Latest update 5 / 9 / 1999 : TYRE PRESSURES. When I checked the tyre pressures prior to adjusting the suspension I realised I had made a horrible mistake. I had set the pressures too low ! 38 psi as opposed to 42 psi. Hence I can't do any suspension adjustments until I've gotten used to the new pressures. I had been riding around for at least 4 weeks on underinflated tyres. Why ? I don't know what made me believe that the pressures were correct. Anyway it makes a HUGE difference to the handling of the bike, No longer does it feel unconnected in the corners, personally its quite sporty. However there is definitely a wobble in the front most certainly caused by the rear tyre. It's not noticeable unless you take your hand of the bar.
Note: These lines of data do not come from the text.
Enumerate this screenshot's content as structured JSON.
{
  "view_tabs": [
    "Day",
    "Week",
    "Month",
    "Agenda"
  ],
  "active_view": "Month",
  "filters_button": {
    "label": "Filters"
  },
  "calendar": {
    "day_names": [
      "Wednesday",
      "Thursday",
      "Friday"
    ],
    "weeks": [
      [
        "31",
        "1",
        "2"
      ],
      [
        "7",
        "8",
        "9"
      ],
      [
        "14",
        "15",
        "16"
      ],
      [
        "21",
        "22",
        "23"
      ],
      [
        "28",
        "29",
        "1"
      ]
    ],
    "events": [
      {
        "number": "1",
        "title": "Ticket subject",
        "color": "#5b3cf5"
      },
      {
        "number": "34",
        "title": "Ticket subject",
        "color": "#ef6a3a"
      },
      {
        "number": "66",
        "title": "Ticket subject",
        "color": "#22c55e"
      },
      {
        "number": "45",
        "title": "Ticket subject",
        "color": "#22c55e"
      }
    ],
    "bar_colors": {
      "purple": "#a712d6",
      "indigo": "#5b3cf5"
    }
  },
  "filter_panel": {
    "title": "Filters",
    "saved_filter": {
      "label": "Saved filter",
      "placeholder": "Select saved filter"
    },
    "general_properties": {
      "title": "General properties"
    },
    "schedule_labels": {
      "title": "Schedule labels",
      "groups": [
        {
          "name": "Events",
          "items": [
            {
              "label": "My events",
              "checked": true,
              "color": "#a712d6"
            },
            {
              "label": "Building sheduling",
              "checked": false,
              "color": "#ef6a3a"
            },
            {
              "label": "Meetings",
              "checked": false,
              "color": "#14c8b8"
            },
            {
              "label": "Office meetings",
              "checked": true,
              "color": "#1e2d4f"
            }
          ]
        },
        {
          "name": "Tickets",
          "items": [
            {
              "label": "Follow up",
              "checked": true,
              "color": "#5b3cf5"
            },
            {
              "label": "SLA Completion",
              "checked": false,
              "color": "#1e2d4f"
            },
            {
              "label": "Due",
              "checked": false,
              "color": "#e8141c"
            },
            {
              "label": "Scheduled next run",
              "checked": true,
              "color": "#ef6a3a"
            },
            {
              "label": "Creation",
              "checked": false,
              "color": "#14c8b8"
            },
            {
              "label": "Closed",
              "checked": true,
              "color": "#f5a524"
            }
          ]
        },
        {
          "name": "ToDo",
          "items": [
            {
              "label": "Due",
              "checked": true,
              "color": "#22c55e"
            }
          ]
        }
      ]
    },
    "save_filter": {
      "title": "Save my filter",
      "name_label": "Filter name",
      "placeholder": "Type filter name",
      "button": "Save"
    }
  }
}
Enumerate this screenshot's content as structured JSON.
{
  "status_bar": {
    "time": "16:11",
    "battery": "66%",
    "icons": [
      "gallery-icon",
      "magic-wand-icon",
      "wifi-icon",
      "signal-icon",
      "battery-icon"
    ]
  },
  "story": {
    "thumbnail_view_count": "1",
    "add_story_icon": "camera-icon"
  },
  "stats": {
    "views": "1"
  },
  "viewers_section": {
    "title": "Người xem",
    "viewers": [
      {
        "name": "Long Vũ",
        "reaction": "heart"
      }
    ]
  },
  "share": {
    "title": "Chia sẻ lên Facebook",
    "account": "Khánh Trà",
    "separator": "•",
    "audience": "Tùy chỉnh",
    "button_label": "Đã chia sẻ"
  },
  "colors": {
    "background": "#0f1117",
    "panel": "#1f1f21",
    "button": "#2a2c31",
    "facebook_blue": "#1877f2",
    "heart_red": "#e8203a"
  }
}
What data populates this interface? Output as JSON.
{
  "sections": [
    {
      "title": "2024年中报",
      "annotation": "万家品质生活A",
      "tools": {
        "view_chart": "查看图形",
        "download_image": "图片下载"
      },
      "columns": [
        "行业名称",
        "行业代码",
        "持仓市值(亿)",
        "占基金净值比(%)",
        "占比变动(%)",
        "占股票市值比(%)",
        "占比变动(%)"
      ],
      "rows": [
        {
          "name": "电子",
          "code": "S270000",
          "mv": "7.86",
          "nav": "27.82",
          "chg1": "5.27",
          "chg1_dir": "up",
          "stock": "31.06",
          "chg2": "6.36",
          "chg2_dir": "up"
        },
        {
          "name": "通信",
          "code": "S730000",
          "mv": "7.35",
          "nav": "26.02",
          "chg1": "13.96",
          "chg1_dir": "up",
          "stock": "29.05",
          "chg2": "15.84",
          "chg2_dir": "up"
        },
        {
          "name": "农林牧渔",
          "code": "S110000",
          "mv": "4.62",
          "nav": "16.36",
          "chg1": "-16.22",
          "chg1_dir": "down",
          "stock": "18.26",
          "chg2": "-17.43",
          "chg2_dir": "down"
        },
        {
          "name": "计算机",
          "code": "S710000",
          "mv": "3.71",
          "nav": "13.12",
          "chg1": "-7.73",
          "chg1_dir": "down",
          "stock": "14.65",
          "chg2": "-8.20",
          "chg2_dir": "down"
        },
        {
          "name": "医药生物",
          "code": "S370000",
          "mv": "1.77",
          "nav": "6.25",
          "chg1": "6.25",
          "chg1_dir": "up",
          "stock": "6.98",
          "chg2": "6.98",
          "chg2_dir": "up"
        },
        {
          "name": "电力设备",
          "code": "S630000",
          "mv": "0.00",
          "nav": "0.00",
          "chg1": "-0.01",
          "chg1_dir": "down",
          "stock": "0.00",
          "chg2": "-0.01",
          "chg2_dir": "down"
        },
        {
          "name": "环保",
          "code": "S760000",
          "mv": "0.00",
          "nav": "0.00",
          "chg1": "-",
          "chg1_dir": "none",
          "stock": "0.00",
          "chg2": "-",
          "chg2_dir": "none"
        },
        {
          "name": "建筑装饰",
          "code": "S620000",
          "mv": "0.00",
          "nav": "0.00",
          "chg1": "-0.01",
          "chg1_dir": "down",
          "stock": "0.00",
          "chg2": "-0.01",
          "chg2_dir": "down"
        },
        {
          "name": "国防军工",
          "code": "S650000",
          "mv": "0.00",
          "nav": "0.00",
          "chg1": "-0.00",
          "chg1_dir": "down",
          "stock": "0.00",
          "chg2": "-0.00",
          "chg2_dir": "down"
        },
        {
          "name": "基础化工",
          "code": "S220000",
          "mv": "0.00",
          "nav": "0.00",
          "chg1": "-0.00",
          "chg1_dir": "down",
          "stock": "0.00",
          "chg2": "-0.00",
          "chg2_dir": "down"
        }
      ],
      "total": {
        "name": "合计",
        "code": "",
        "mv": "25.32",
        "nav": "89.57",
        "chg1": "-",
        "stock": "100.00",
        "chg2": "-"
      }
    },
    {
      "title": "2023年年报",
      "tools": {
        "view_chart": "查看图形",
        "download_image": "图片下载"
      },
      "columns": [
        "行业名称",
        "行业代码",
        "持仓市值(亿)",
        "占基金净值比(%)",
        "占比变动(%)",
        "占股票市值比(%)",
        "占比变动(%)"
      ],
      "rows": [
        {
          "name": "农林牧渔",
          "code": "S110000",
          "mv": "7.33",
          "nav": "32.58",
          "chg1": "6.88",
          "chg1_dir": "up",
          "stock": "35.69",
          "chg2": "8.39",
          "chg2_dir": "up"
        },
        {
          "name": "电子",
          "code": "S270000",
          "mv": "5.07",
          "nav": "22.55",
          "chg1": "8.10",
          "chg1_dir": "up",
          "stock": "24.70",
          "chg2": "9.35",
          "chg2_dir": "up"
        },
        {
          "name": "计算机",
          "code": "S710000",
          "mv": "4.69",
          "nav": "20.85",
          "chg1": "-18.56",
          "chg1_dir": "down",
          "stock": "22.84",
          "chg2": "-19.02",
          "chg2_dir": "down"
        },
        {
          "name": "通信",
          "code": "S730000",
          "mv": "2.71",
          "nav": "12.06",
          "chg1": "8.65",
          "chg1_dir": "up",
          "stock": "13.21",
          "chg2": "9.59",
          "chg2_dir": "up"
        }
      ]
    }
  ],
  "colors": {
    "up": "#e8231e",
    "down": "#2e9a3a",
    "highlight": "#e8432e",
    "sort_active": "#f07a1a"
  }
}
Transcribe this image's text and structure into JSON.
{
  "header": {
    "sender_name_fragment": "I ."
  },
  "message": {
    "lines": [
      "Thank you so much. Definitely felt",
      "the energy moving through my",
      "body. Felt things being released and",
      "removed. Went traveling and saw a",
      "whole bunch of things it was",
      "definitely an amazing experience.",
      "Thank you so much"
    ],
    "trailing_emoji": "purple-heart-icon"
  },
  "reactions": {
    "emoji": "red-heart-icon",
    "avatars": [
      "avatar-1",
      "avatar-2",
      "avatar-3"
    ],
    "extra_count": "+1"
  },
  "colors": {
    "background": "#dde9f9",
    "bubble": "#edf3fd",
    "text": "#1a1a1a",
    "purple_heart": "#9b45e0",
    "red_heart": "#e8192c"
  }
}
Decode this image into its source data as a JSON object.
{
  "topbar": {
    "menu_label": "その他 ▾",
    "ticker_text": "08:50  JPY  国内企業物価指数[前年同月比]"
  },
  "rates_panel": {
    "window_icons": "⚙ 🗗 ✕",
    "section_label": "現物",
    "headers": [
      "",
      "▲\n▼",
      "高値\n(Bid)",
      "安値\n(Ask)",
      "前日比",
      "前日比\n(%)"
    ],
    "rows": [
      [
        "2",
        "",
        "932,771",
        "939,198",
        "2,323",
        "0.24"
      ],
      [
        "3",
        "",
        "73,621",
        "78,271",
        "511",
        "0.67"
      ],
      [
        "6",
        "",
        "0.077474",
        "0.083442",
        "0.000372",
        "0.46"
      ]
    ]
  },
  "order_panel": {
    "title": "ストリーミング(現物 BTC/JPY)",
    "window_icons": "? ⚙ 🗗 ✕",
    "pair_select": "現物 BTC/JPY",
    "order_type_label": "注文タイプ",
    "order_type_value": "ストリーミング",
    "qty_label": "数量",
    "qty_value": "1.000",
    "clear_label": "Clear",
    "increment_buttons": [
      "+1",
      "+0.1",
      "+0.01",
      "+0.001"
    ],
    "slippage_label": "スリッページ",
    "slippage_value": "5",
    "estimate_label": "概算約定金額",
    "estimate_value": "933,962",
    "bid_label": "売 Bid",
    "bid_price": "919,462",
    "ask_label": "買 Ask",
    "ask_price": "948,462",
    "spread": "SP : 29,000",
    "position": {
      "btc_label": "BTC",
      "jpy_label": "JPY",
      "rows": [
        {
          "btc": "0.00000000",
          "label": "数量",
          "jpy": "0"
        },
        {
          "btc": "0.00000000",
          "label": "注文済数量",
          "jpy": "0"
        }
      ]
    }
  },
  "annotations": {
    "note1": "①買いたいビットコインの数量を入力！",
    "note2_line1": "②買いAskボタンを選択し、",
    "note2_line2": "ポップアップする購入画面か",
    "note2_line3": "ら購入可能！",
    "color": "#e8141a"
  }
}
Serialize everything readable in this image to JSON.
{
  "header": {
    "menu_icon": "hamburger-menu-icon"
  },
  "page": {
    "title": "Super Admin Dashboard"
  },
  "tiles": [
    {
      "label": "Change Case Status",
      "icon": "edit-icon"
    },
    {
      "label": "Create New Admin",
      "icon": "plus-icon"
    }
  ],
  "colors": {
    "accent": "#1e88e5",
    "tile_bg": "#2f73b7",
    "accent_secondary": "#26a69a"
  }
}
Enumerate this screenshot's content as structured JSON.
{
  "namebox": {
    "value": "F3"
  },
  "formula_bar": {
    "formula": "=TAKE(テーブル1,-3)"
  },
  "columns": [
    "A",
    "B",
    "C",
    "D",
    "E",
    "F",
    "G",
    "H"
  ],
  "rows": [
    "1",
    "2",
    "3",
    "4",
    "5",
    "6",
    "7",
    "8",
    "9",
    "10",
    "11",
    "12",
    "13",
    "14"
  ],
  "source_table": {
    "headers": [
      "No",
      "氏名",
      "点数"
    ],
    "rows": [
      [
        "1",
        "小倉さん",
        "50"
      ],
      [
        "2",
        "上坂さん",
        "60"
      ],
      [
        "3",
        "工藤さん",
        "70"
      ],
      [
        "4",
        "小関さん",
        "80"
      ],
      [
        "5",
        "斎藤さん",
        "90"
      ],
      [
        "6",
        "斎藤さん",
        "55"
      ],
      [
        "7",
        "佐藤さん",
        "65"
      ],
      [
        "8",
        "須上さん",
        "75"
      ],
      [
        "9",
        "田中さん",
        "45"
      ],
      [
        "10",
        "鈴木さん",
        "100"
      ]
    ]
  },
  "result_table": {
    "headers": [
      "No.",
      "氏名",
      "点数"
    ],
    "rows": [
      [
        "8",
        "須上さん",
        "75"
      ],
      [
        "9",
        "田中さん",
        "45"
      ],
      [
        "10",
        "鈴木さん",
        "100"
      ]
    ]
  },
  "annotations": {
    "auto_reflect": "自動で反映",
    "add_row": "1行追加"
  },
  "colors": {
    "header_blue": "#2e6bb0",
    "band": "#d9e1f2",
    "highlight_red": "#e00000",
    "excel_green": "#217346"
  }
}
The front tyre does have a good amount of feel and the back with the new rear tyre feels really really good. The bike doesn't run wide at a fast cornering speeds anymore and very willing to turn in. In essence the handling has gone from reasonable to exceeding expectations on such a big bike I must admit its very cool ! I can now fully understand the rave reviews. Don't forget that I've only had the Hayabusa for about 2 months. Now I'm not sure whether suspension adjustments are really needed ?
Lastly forget what I said about tyre wear, With new pressures, the tyre seems fine apart from noticeable more wear on the edges of the tyre. With all the straight roads in the NT the tyre certainly doesn't seem to wear as much as the J spec. Regardless I would certainly replace the tyre with a J spec as soon as one's available.
The front settings are near perfect I reckon. Lack of outright feel but planted nonetheless, due to the steering damper ? The steering damper is hidden away behind the headlight ! The rear is different, not what you'd call plush but on the soft side of sporty. For Australian roads I think it could be a tad softer. I also think that the front has a slight wobble since the change of tyre but I can't be sure whether it has always been there.
Next week I'll have the front damping set to soft to
see what happens and I may have some pics developed !